# [Your objective]
Report each line from the data below that holds the word "icon".

[Interface dataset entries]
######

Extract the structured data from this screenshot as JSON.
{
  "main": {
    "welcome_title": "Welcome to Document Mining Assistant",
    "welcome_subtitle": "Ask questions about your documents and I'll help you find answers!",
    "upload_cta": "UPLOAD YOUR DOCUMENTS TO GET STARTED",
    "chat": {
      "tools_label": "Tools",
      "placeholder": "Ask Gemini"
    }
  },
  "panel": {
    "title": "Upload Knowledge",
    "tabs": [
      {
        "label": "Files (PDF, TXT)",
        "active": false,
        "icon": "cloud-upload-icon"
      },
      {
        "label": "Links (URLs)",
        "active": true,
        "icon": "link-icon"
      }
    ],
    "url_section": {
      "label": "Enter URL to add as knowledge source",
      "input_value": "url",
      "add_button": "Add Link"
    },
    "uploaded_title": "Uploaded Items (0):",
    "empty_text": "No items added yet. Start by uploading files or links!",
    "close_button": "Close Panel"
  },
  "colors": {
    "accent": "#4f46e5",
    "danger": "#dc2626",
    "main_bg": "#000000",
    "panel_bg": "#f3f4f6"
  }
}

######

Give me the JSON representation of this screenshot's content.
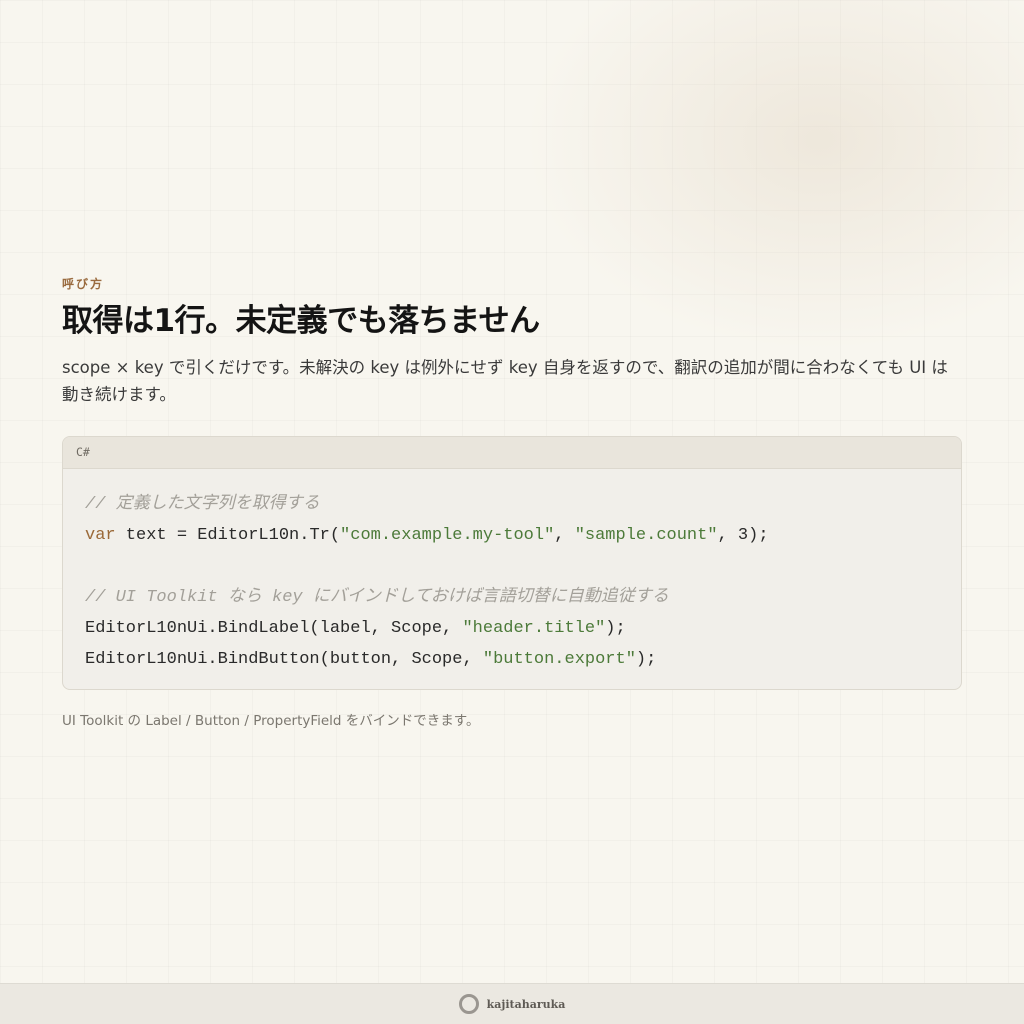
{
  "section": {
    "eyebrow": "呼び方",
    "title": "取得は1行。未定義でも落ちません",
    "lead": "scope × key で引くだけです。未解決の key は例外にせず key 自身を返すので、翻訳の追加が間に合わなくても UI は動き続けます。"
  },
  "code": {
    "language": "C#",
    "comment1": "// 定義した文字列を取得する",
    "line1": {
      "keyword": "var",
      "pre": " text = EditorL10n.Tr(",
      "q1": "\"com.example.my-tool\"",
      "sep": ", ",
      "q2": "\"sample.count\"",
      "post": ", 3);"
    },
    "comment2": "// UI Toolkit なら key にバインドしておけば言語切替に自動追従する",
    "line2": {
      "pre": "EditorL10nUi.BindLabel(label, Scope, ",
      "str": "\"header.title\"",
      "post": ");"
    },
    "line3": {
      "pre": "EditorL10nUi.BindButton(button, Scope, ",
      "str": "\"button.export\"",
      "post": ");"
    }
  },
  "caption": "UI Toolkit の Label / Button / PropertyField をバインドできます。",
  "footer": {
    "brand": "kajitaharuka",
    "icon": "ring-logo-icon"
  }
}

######

# [Result of the task]
        "icon": "cloud-upload-icon"
        "icon": "link-icon"
    "icon": "ring-logo-icon"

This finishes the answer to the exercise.